Dartmouth then pulled ahead, 77-71. Yale cut it to 79-76 with junior guard August Mahoney on the free throw line with under five seconds remaining. Mahoney made the first and intentionally missed the second, but he committed a lane violation. Then the visitors added two free throws to seal the win.
“Winning games on the road is extremely hard,” Dartmouth coach David McLaughlin said. “We executed well.”
Dartmouth junior forward Dusan Neskovic posted 24 points on 7-for-10 field-goal shooting, including 4-for-4 from three-point range, in a standout performance. Sophomore guard Ryan Cornish contributed 18 points in just 23 minutes.
There were nine ties and nine lead changes.
“We tried to mix up our defenses,” Jones said. “Our team defense was not there.”
Yale was led in scoring by Knowling with 17 points. Sophomore guard Bez Mbeng had 15 and Mahoney 13. Both Mbeng and fellow sophomore guard John Poulakidas fouled out.
Yale is next in action Saturday night at home against Harvard. Dartmouth visits Providence to take on Brown after its overtime loss to Harvard there Friday night.
It felt like a typical Ivy League game — hard-fought and not always pretty.

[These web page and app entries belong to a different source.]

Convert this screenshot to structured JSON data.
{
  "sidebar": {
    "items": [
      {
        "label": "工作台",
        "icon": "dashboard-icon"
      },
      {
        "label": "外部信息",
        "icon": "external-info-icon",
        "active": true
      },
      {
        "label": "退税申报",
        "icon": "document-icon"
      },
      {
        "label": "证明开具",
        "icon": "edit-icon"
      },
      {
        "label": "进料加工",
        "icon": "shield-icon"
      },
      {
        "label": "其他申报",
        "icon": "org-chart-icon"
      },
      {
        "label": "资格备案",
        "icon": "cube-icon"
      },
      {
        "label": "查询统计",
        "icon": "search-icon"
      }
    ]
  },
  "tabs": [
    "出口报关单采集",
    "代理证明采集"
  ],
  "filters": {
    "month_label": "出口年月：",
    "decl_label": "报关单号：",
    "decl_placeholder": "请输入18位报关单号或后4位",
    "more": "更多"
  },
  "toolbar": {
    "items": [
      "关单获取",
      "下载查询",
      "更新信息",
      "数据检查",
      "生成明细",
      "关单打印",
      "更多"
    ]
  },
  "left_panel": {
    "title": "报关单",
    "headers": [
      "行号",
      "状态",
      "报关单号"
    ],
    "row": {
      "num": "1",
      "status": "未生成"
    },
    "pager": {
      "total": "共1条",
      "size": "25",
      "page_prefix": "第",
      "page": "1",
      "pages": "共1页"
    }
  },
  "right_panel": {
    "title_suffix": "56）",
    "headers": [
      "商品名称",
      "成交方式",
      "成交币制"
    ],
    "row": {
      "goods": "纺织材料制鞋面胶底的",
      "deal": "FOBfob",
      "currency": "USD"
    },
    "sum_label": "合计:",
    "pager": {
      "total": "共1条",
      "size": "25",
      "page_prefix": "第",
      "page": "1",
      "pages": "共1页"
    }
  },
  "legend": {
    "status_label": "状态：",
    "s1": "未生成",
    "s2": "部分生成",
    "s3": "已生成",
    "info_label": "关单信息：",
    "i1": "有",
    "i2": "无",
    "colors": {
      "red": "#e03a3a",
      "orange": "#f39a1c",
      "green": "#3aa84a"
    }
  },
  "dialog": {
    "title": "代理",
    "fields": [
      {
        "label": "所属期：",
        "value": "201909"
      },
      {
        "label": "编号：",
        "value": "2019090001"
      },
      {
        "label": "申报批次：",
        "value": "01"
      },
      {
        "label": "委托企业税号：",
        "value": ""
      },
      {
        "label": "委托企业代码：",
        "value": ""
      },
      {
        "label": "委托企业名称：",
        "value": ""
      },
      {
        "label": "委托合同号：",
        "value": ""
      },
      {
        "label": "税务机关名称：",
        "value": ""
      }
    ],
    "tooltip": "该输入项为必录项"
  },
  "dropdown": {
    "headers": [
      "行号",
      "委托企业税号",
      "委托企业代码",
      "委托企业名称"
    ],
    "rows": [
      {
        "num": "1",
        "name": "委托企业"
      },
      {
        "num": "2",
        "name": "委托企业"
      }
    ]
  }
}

But from the moment the Cornell and Dartmouth men tipped Sunday afternoon, it immediately felt like whoever had the most grit would walk away with a 1-0 conference record.
That team was Cornell.
With conference play in the 2022-23 Ivy League men’s basketball season fast approaching, let’s take a look back at the nonconference results for each team and examine each program – listed by season winning percentage:
Only five points separated the top three teams in the Ivy League Men’s Basketball Preseason Poll, and our final tabulation was even tighter. Just three points separated the team atop IHO contributors’ preseason poll.
Yale gets the slight nod here, with our contributors trusting James Jones to lead the Bulldogs to their fifth Ivy League title in an eight-season span in a bid to represent the conference in the NCAA Tournament for a third straight time. Penn, the Ivy League preseason poll’s top team above Princeton by a single point, also finished a single point above Princeton in our standings. Our contributors saw potential for success in a roster that returns most of the key players from last year’s squad that placed third in the Ivy standings. We’ve got Princeton pegged to finish third, aided in their quest to repeat as Ivy League champions by returning 2021-22 Ivy Player of the Year Tosan Evbuomwan but losing significant backcourt production from last year’s conference title team.
Harvard was the clear No. 4 finisher in our poll, a showing that would improve upon the disappointing sixth-place result that locked the Crimson out of the Ivy League Tournament on its home floor last season. We have Cornell ranked slightly ahead of Brown as the Big Red look to build on last season’s overachieving Ivy League Tournament berth and the Bears look to bounce back from an underachieving sixth-place finish (tied with Harvard) a season ago. Columbia and Dartmouth tied in our voting tally at the bottom of the standings as both programs look to secure their first Ivy League Tournament appearances.
It was just another day at the office for James Jones and crew – until it wasn’t.
Clinging to a slim two-point lead over Columbia with just over two minutes left in the first half, Dartmouth’s trio of Aaryn Rai, Brendan Barry and Dame Adelekun took over and scored 43 of the Big Green’s final 47 points to lead the way to a 76-63 victory at Levien Gymnasium on a snowy Saturday in New York City.
When Denham Wojcik hit his first basket of the night to put Harvard up 11 with 6:50 remaining, the Crimson looked well on their way to beating Dartmouth and securing their second straight Ivy victory. Unfortunately, their travel partner got a second wind and cut the lead to one with the ball in Aaryn Rai’s hands for one last shot.